I read the book when I was twenty-two, fresh out of the Air Force, a time when I was at loose ends and trying to figure out what the hell to do with the rest of my life. Naturally, I identified with the main character, who was Exley himself, a man who wanted literary fame, but didn’t seem to know how to go about getting himself together to try and grab the brass ring.
That the book eventually catapulted him into some degree of celebrity is the ironic part of it all. Exley never duplicated that first book. In fact, he only wrote two other books, both of which fell far short of his first effort.
Maybe you too have a book in you waiting to get out, a fictional memoir like Exley wrote. Perhaps you’ve been carrying around this story in your head for years, but you just don’t now how to get started.
Why not try sitting down and letting it all out? Don’t get hung up on the beginning and outlining to death and wondering if it will have some kind of ending. Chances are, if you’ve been carrying the story around in your head for all these years, it will come out. Trust your instincts. Write the darn book, as I like to say. Don’t over-think the thing. Remember, the best stories come from the heart, not the brain.
And always, write fast. Remember a first draft is only a blue print. It can always be edited.
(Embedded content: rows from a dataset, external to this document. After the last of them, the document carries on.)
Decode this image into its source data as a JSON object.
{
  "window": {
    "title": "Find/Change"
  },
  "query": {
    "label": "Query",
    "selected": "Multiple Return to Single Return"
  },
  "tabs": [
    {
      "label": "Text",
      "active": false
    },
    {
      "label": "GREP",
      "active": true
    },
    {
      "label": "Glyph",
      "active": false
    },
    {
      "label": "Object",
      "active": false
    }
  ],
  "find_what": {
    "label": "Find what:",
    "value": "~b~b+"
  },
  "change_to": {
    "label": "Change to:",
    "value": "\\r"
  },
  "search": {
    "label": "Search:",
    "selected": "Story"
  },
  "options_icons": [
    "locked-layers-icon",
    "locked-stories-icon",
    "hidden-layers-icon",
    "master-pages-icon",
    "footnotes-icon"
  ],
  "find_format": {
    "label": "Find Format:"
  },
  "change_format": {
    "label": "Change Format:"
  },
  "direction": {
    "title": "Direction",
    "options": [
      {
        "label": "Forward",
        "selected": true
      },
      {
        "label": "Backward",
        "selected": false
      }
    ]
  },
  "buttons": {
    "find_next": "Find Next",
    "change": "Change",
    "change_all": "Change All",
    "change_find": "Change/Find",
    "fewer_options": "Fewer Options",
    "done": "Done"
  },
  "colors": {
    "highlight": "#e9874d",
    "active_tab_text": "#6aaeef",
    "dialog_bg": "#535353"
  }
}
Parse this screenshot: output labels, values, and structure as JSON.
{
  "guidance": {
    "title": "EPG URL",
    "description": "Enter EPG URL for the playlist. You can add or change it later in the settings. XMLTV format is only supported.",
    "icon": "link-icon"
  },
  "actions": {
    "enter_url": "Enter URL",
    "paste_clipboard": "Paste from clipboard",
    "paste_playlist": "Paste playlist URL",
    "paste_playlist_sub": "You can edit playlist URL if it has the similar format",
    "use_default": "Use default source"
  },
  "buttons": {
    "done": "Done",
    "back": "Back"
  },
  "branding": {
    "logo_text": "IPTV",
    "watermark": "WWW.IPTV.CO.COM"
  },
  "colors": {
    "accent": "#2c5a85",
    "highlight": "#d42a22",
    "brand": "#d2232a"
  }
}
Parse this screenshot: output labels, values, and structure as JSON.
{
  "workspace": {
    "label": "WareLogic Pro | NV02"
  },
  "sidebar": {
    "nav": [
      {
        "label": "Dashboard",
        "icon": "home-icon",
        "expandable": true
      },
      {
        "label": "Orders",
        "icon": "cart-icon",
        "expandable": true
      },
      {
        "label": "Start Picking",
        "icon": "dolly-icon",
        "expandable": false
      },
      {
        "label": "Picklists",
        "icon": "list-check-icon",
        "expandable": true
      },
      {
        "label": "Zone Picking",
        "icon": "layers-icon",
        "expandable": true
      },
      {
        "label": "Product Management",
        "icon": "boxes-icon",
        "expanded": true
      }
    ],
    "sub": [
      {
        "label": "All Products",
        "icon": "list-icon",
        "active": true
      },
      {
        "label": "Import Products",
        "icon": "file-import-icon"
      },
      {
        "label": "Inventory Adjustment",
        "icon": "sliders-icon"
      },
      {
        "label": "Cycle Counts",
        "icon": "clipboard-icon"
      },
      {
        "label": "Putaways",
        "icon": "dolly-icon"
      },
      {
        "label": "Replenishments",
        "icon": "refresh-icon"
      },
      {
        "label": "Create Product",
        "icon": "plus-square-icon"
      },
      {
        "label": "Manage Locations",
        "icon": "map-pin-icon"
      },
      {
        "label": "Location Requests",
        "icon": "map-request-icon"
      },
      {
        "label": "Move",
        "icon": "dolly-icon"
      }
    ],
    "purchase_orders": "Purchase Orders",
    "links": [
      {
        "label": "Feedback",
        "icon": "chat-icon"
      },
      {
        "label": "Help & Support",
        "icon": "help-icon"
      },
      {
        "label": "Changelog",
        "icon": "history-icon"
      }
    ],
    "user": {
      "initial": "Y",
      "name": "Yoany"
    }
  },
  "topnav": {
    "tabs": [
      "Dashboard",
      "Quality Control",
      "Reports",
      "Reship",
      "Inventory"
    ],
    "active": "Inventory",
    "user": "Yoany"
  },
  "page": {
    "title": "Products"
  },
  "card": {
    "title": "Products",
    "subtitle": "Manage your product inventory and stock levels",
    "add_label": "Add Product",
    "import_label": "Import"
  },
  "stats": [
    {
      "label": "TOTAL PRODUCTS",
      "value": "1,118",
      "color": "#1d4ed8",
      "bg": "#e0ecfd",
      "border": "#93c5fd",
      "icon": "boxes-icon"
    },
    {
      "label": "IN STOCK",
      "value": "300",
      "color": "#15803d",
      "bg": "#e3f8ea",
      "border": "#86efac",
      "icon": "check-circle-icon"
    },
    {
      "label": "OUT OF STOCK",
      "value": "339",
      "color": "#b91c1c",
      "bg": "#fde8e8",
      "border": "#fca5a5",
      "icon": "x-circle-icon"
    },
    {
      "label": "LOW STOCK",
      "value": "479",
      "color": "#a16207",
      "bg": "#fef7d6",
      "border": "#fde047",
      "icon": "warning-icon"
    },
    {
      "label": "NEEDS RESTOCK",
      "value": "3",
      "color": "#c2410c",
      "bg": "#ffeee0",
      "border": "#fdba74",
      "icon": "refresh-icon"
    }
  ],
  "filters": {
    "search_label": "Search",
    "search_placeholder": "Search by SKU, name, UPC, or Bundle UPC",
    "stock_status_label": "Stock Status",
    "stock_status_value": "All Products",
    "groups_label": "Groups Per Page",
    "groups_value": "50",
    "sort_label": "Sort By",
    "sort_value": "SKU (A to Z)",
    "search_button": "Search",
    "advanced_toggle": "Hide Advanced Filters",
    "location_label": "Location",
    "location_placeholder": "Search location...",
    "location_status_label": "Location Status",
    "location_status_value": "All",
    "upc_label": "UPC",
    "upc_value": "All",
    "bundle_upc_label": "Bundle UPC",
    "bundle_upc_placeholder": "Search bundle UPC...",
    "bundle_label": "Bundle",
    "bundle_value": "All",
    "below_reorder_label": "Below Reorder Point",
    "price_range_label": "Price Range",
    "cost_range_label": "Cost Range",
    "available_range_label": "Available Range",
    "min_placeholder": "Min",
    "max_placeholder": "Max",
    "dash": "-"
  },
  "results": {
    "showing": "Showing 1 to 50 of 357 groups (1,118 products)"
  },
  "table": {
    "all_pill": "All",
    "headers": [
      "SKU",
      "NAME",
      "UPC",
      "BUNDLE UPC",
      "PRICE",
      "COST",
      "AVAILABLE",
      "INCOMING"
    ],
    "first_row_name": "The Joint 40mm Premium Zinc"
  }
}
Exley put it all out there in his book. Whether you’re burning to write a fictional memoir, as did Exley, or some other book, letting loose with your heart is a good strategy. Exley wrote a book he simply had to write. How about you? Is there such a story waiting to get out?